My biggest wonder this week was a winter walk to a nearby ravine. It was a cold and clear day with the sun hovering above the horizon like it does this time of year. Q and I often travel down this path to get ourselves out of the house and into whatever Vitamin D we can find.
When it rained for 40 days and nights, this creek bed was roaring with water. Now it’s rather dry, at least up at the top where we started. Further down it filled with water dripping from the sides of the ravine. Amazing! (I would have to jump many WordPress hoops to upload my 3 second video but I did put it on Instagram if you’d like to see the water dripping.)
We had a few blackberry injuries toward the end when we got tired of scaling the fallen logs. But the wonder was absolutely worth the scratches. (At least it was to me. I might have to do some fast talking to get Q on that adventure again.)
Two young men stood staring up at these trees in Wright Park.
“We thought it was an eagle, but they’re just crows.”
I thought the crows looked pretty amazing in those naked branches — almost as amazing as seeing two young men in basketball clothes staring up at the trees.
The cats rearranged the tulips I bought for Q without permission. I like their work! (That’s the wonder.)
The moon and a planet showed up to surprise us on our way to preschool the other morning.
May you know a world of wonder,
See my first post on wonders to learn more about collecting art and story ideas.
“It’s way too big to be a squirrel,” I said as I looked in the tree.
My teenaged son and I were camping near Shelton, WA and sitting by the fire he had been thrilled to build when I had noticed a creature settling into the branches above us.
We kept staring and squinting at it until Kieran decided to go down the trail by the row boats to check it out with more of the evening’s light.
“It’s furry, Mom. No way it’s a bird,” he said.
By this time whatever it was had settled in for the night and wasn’t moving. I thought the fur looked like a raccoon but we couldn’t be sure. The larger-than-a-squirrel-but-not-ugly-enough-to-be-an-opossum thing was doing an excellent job of ignoring us.
A few years back we had camped with my sister and her kids in the same place with her little dog in a tent. We woke after midnight to find ourselves surrounded by raccoons circling the tent, hoping for a chance to munch the yapping little chi weenie who was barking with his whole body the way tiny dogs do.

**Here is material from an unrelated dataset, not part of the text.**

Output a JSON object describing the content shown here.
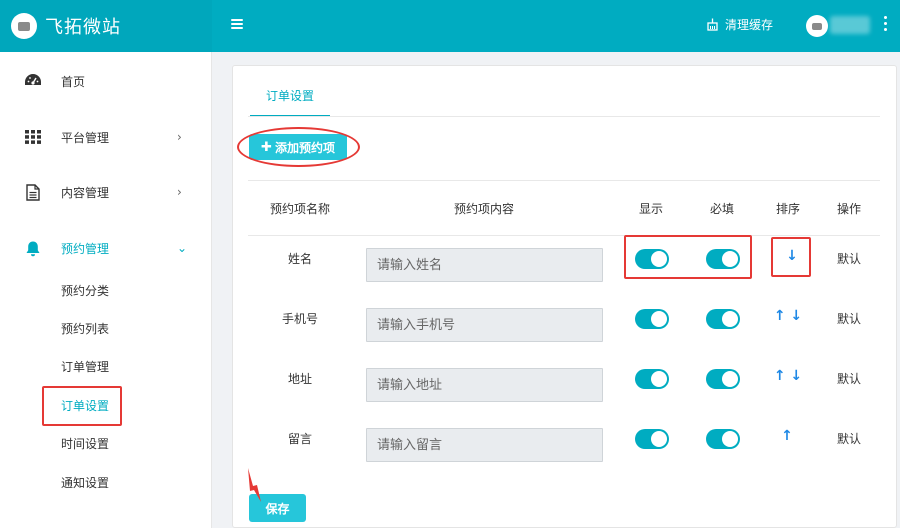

So I wasn’t surprised this recent trip to see a masked face staring out from the branches when we checked the tree an hour later. He still did not seem to care if we saw him or not and tucked his face back in before I could manage a picture. I never knew raccoons slept in trees but this spot looked perfect for him. If I hadn’t seen him settle in, we never would have noticed his sleeping arrangement.
My son and I have seen the most amazing creatures when we stop our busy lives for a few moments. This particular member of the wildlife gave me the feeling that those we don’t notice might be too busy to notice us either. But, busy or not, I won’t soon forget that mask or his perch above us.